Dataset rows for apps and sites:
━━━━━━━━

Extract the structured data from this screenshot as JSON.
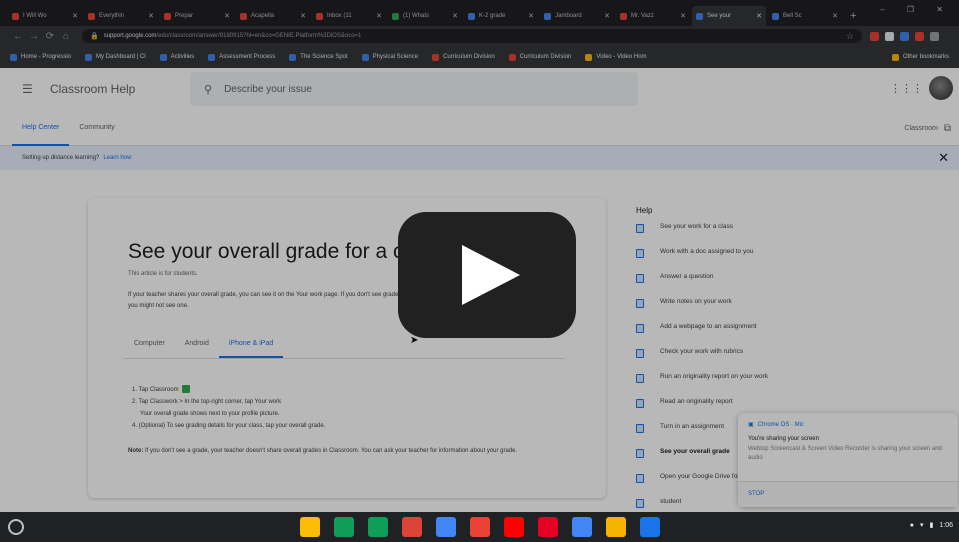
{
  "browser": {
    "tabs": [
      {
        "label": "I Will Wo",
        "color": "#ea4335"
      },
      {
        "label": "Everythin",
        "color": "#ea4335"
      },
      {
        "label": "Prepar",
        "color": "#ea4335"
      },
      {
        "label": "Acapella",
        "color": "#ea4335"
      },
      {
        "label": "Inbox (11",
        "color": "#ea4335"
      },
      {
        "label": "(1) Whats",
        "color": "#34a853"
      },
      {
        "label": "K-2 grade",
        "color": "#4285f4"
      },
      {
        "label": "Jamboard",
        "color": "#4285f4"
      },
      {
        "label": "Mr. Vazz",
        "color": "#ea4335"
      },
      {
        "label": "See your",
        "color": "#4285f4",
        "active": true
      },
      {
        "label": "Bell Sc",
        "color": "#4285f4"
      }
    ],
    "url": "support.google.com",
    "url_path": "/edu/classroom/answer/9180915?hl=en&co=GENIE.Platform%3DiOS&oco=1",
    "bookmarks": [
      {
        "label": "Home - Progressio",
        "color": "#4285f4"
      },
      {
        "label": "My Dashboard | Cl",
        "color": "#4285f4"
      },
      {
        "label": "Activities",
        "color": "#4285f4"
      },
      {
        "label": "Assessment Process",
        "color": "#4285f4"
      },
      {
        "label": "The Science Spot",
        "color": "#4285f4"
      },
      {
        "label": "Physical Science",
        "color": "#4285f4"
      },
      {
        "label": "Curriculum Division",
        "color": "#ea4335"
      },
      {
        "label": "Curriculum Division",
        "color": "#ea4335"
      },
      {
        "label": "Video - Video Hom",
        "color": "#fbbc04"
      }
    ],
    "other_bookmarks": "Other bookmarks"
  },
  "header": {
    "title": "Classroom Help",
    "search_placeholder": "Describe your issue"
  },
  "nav": {
    "tabs": [
      "Help Center",
      "Community"
    ],
    "classroom_link": "Classroom"
  },
  "banner": {
    "text": "Setting up distance learning?",
    "link": "Learn how"
  },
  "article": {
    "title": "See your overall grade for a class",
    "intro": "This article is for students.",
    "paragraph": "If your teacher shares your overall grade, you can see it on the Your work page. If you don't see grades, as you might not see one.",
    "platform_tabs": [
      "Computer",
      "Android",
      "iPhone & iPad"
    ],
    "selected_tab": "iPhone & iPad",
    "steps": [
      "1. Tap Classroom",
      "2. Tap Classwork  >  In the top-right corner, tap Your work",
      "Your overall grade shows next to your profile picture.",
      "4. (Optional) To see grading details for your class, tap your overall grade."
    ],
    "note_label": "Note:",
    "note": "If you don't see a grade, your teacher doesn't share overall grades in Classroom. You can ask your teacher for information about your grade."
  },
  "sidebar": {
    "title": "Help",
    "items": [
      "See your work for a class",
      "Work with a doc assigned to you",
      "Answer a question",
      "Write notes on your work",
      "Add a webpage to an assignment",
      "Check your work with rubrics",
      "Run an originality report on your work",
      "Read an originality report",
      "Turn in an assignment",
      "See your overall grade",
      "Open your Google Drive folder",
      "student"
    ],
    "current_item": "See your overall grade"
  },
  "share_popup": {
    "top": "Chrome OS · Mic",
    "title": "You're sharing your screen",
    "desc": "Webtop Screencast & Screen Video Recorder is sharing your screen and audio",
    "stop": "STOP"
  },
  "taskbar": {
    "apps": [
      {
        "name": "keep-icon",
        "color": "#fbbc04"
      },
      {
        "name": "sheets-icon",
        "color": "#0f9d58"
      },
      {
        "name": "classroom-icon",
        "color": "#0f9d58"
      },
      {
        "name": "pdf-icon",
        "color": "#db4437"
      },
      {
        "name": "docs-icon",
        "color": "#4285f4"
      },
      {
        "name": "gmail-icon",
        "color": "#ea4335"
      },
      {
        "name": "youtube-icon",
        "color": "#ff0000"
      },
      {
        "name": "pinterest-icon",
        "color": "#e60023"
      },
      {
        "name": "chrome-icon",
        "color": "#4285f4"
      },
      {
        "name": "slides-icon",
        "color": "#f4b400"
      },
      {
        "name": "files-icon",
        "color": "#1a73e8"
      }
    ],
    "time": "1:06"
  }
}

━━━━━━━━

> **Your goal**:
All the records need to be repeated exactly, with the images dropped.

> **Written solution**:
Extract the structured data from this screenshot as JSON.
{
  "browser": {
    "tabs": [
      {
        "label": "I Will Wo",
        "color": "#ea4335"
      },
      {
        "label": "Everythin",
        "color": "#ea4335"
      },
      {
        "label": "Prepar",
        "color": "#ea4335"
      },
      {
        "label": "Acapella",
        "color": "#ea4335"
      },
      {
        "label": "Inbox (11",
        "color": "#ea4335"
      },
      {
        "label": "(1) Whats",
        "color": "#34a853"
      },
      {
        "label": "K-2 grade",
        "color": "#4285f4"
      },
      {
        "label": "Jamboard",
        "color": "#4285f4"
      },
      {
        "label": "Mr. Vazz",
        "color": "#ea4335"
      },
      {
        "label": "See your",
        "color": "#4285f4",
        "active": true
      },
      {
        "label": "Bell Sc",
        "color": "#4285f4"
      }
    ],
    "url": "support.google.com",
    "url_path": "/edu/classroom/answer/9180915?hl=en&co=GENIE.Platform%3DiOS&oco=1",
    "bookmarks": [
      {
        "label": "Home - Progressio",
        "color": "#4285f4"
      },
      {
        "label": "My Dashboard | Cl",
        "color": "#4285f4"
      },
      {
        "label": "Activities",
        "color": "#4285f4"
      },
      {
        "label": "Assessment Process",
        "color": "#4285f4"
      },
      {
        "label": "The Science Spot",
        "color": "#4285f4"
      },
      {
        "label": "Physical Science",
        "color": "#4285f4"
      },
      {
        "label": "Curriculum Division",
        "color": "#ea4335"
      },
      {
        "label": "Curriculum Division",
        "color": "#ea4335"
      },
      {
        "label": "Video - Video Hom",
        "color": "#fbbc04"
      }
    ],
    "other_bookmarks": "Other bookmarks"
  },
  "header": {
    "title": "Classroom Help",
    "search_placeholder": "Describe your issue"
  },
  "nav": {
    "tabs": [
      "Help Center",
      "Community"
    ],
    "classroom_link": "Classroom"
  },
  "banner": {
    "text": "Setting up distance learning?",
    "link": "Learn how"
  },
  "article": {
    "title": "See your overall grade for a class",
    "intro": "This article is for students.",
    "paragraph": "If your teacher shares your overall grade, you can see it on the Your work page. If you don't see grades, as you might not see one.",
    "platform_tabs": [
      "Computer",
      "Android",
      "iPhone & iPad"
    ],
    "selected_tab": "iPhone & iPad",
    "steps": [
      "1. Tap Classroom",
      "2. Tap Classwork  >  In the top-right corner, tap Your work",
      "Your overall grade shows next to your profile picture.",
      "4. (Optional) To see grading details for your class, tap your overall grade."
    ],
    "note_label": "Note:",
    "note": "If you don't see a grade, your teacher doesn't share overall grades in Classroom. You can ask your teacher for information about your grade."
  },
  "sidebar": {
    "title": "Help",
    "items": [
      "See your work for a class",
      "Work with a doc assigned to you",
      "Answer a question",
      "Write notes on your work",
      "Add a webpage to an assignment",
      "Check your work with rubrics",
      "Run an originality report on your work",
      "Read an originality report",
      "Turn in an assignment",
      "See your overall grade",
      "Open your Google Drive folder",
      "student"
    ],
    "current_item": "See your overall grade"
  },
  "share_popup": {
    "top": "Chrome OS · Mic",
    "title": "You're sharing your screen",
    "desc": "Webtop Screencast & Screen Video Recorder is sharing your screen and audio",
    "stop": "STOP"
  },
  "taskbar": {
    "apps": [
      {
        "name": "keep-icon",
        "color": "#fbbc04"
      },
      {
        "name": "sheets-icon",
        "color": "#0f9d58"
      },
      {
        "name": "classroom-icon",
        "color": "#0f9d58"
      },
      {
        "name": "pdf-icon",
        "color": "#db4437"
      },
      {
        "name": "docs-icon",
        "color": "#4285f4"
      },
      {
        "name": "gmail-icon",
        "color": "#ea4335"
      },
      {
        "name": "youtube-icon",
        "color": "#ff0000"
      },
      {
        "name": "pinterest-icon",
        "color": "#e60023"
      },
      {
        "name": "chrome-icon",
        "color": "#4285f4"
      },
      {
        "name": "slides-icon",
        "color": "#f4b400"
      },
      {
        "name": "files-icon",
        "color": "#1a73e8"
      }
    ],
    "time": "1:06"
  }
}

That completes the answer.